- [TASK OBJECTIVE] Your answer must be every line of the data below that holds the string "Size", copied exactly.

- [SUPPLIED DATA]
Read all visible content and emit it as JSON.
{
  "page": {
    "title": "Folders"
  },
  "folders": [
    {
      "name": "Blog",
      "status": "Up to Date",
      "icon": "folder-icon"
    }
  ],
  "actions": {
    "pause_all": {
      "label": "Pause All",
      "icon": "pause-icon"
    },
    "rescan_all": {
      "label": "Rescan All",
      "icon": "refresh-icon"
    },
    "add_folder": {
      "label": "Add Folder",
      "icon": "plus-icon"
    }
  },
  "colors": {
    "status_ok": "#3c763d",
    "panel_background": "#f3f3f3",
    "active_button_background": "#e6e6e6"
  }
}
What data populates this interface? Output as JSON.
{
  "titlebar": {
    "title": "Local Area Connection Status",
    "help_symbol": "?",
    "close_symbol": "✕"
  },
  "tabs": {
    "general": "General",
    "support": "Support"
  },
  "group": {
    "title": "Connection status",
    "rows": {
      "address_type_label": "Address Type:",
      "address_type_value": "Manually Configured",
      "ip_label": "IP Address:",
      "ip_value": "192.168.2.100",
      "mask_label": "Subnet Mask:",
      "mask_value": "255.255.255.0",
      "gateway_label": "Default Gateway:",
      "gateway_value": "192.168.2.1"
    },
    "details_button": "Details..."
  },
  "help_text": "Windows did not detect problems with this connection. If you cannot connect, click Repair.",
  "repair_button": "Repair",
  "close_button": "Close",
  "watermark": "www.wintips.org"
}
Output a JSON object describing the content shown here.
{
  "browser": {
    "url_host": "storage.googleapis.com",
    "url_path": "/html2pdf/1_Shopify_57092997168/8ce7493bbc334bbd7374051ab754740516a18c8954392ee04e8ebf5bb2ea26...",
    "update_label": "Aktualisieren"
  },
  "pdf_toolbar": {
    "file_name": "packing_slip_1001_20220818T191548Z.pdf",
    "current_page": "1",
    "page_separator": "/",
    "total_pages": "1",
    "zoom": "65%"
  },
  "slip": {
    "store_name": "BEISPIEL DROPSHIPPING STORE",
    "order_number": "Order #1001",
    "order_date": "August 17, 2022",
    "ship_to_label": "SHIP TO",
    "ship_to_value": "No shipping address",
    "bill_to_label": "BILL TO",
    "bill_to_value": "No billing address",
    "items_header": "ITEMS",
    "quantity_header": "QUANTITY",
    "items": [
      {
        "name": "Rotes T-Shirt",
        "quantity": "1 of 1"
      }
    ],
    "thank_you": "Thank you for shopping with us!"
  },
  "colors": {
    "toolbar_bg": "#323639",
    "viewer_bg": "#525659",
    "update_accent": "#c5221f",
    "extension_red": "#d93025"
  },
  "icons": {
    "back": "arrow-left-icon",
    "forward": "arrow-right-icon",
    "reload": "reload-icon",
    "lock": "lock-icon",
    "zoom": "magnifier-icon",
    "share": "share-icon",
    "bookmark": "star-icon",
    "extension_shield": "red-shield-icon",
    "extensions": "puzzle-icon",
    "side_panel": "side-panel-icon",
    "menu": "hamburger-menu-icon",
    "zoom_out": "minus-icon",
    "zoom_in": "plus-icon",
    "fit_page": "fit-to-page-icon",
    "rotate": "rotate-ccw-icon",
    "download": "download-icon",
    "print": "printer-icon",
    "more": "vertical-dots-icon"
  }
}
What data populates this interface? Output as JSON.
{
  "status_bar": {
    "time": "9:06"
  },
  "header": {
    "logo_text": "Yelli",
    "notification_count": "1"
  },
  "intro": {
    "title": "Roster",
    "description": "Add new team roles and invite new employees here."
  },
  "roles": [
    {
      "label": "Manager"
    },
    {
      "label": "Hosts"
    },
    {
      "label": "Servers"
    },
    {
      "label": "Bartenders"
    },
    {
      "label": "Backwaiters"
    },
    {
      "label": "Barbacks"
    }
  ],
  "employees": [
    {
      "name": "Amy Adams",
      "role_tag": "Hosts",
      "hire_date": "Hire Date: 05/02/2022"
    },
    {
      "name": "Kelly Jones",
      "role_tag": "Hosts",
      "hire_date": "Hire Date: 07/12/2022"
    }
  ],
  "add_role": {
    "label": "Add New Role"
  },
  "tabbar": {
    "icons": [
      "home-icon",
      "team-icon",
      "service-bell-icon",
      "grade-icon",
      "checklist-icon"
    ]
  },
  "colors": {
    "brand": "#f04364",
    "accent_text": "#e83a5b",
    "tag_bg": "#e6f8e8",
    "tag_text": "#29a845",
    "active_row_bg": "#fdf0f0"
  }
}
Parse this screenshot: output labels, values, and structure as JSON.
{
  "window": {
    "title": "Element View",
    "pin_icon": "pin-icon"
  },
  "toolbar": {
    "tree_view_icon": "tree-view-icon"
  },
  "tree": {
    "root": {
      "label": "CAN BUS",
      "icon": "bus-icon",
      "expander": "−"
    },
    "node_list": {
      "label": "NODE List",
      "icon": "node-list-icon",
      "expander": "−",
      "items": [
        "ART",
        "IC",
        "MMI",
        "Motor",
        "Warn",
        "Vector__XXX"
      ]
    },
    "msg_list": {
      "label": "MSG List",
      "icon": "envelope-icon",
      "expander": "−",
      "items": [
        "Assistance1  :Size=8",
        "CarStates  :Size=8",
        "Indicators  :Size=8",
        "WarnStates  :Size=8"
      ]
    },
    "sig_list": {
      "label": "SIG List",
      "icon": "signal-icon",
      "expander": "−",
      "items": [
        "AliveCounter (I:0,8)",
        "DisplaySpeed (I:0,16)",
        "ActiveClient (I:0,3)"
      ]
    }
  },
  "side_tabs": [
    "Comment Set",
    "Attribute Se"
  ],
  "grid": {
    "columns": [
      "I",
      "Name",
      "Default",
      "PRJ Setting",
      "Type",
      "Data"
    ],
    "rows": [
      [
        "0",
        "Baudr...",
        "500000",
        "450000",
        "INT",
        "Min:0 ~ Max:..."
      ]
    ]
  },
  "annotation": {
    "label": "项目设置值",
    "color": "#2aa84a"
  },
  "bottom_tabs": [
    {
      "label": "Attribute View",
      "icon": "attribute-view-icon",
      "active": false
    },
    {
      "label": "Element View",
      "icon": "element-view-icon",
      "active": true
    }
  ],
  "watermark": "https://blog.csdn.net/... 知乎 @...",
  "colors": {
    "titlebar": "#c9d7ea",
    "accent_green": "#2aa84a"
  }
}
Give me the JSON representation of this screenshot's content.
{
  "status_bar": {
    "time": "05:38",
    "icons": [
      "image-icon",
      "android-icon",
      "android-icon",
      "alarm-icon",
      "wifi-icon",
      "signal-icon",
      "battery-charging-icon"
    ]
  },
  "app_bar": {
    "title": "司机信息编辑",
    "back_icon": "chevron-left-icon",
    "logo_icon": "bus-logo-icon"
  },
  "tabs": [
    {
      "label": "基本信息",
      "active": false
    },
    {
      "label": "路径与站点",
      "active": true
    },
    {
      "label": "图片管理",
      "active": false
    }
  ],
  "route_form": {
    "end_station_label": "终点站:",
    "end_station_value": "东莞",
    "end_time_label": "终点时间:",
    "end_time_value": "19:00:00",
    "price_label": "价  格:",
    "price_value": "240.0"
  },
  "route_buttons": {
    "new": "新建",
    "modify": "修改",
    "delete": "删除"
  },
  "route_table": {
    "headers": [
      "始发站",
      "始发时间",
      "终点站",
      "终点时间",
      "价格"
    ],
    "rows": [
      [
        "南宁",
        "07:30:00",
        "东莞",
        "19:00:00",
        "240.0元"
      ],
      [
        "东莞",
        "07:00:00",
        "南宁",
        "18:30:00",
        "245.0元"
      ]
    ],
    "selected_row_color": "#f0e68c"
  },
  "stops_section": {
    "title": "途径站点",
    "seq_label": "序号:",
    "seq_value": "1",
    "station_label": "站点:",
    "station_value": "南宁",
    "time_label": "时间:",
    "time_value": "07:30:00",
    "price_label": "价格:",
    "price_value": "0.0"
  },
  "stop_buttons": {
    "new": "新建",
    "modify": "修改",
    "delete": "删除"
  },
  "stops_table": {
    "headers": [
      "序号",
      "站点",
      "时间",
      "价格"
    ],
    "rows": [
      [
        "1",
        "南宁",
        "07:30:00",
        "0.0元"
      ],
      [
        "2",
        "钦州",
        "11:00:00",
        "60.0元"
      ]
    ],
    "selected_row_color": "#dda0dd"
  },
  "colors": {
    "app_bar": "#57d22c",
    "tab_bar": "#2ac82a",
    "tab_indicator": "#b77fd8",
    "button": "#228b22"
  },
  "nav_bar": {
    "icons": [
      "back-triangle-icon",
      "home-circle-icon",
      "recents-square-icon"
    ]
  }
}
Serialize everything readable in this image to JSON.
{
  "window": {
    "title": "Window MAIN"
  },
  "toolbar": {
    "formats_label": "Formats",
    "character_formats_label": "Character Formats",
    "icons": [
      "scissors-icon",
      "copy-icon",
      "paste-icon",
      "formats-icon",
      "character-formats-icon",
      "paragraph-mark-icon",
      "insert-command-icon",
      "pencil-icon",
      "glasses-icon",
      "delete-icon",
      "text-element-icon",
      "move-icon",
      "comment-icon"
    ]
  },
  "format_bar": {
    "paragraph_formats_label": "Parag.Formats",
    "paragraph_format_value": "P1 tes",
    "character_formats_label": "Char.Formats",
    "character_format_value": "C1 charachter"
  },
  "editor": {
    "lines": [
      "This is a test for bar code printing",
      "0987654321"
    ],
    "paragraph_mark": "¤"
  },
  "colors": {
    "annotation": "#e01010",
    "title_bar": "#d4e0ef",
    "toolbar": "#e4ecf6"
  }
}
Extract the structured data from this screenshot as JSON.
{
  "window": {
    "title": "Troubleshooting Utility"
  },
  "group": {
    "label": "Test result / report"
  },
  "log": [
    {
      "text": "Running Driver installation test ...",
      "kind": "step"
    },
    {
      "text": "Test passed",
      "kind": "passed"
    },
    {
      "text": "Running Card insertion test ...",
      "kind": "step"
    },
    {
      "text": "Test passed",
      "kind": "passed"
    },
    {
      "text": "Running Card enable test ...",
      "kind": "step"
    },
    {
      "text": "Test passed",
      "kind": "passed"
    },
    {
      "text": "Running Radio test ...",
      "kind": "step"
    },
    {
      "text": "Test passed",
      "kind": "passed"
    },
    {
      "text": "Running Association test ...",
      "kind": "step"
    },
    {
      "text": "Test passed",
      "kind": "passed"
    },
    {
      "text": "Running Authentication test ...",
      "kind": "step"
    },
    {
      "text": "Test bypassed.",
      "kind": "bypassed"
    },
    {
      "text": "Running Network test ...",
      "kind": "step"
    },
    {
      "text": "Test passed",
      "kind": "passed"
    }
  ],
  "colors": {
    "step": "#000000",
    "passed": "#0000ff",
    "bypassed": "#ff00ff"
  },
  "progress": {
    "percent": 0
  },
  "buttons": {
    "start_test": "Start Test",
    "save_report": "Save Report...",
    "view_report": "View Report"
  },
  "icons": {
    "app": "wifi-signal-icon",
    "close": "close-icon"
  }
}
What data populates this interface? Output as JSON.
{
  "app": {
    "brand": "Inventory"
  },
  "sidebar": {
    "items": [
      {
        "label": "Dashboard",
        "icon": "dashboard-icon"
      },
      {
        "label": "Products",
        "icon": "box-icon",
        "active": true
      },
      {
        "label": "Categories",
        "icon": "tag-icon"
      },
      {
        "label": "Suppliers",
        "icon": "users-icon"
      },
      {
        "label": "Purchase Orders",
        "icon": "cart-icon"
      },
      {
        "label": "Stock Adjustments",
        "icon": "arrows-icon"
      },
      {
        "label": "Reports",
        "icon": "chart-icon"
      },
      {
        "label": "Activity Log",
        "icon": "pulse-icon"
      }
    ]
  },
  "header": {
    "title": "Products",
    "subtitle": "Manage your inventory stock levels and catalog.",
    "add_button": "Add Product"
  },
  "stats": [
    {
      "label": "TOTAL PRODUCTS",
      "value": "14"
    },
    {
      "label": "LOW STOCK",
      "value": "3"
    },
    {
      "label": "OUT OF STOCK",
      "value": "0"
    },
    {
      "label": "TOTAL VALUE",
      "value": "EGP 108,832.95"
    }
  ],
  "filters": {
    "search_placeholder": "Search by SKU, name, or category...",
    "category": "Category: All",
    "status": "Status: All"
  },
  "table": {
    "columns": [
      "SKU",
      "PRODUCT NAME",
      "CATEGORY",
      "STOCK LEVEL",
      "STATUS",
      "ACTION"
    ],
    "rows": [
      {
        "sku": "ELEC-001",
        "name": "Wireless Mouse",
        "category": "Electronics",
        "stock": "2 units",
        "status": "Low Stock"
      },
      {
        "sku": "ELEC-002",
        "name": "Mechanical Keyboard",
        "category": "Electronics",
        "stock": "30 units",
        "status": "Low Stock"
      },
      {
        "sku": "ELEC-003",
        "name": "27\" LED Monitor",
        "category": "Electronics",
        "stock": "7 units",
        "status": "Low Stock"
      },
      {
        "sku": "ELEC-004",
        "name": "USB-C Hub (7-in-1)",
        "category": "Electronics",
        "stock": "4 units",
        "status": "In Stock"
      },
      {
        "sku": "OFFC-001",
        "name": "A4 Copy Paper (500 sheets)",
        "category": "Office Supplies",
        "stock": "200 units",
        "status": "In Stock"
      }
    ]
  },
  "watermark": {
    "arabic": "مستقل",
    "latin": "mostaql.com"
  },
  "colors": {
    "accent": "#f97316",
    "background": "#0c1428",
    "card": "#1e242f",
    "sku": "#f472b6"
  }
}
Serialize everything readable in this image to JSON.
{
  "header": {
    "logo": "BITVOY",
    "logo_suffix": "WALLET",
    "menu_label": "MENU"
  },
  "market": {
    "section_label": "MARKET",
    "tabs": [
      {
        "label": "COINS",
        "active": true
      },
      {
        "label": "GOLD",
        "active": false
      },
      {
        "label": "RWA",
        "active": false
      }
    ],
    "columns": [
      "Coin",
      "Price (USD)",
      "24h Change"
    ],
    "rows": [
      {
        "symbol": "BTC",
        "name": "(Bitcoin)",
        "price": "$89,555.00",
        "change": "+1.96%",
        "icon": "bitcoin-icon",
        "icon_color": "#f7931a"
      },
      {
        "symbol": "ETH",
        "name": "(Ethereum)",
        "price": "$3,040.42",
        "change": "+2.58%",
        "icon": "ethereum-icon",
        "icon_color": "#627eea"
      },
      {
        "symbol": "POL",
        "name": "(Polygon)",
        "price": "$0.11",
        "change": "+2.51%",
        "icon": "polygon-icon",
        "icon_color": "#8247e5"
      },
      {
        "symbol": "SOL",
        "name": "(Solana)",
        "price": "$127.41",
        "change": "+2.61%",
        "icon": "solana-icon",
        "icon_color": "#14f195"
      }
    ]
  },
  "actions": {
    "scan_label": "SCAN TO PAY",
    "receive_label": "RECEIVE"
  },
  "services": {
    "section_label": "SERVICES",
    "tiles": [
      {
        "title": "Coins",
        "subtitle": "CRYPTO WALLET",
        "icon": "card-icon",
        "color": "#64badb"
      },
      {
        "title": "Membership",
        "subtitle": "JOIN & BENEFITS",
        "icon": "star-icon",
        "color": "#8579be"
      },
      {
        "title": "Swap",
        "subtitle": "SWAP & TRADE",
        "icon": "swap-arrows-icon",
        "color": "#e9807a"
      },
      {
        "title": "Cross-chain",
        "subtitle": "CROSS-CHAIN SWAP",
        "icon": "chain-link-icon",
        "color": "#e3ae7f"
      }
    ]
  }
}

- [EXPECTED ANSWER]
        "Assistance1  :Size=8",
        "CarStates  :Size=8",
        "Indicators  :Size=8",
        "WarnStates  :Size=8"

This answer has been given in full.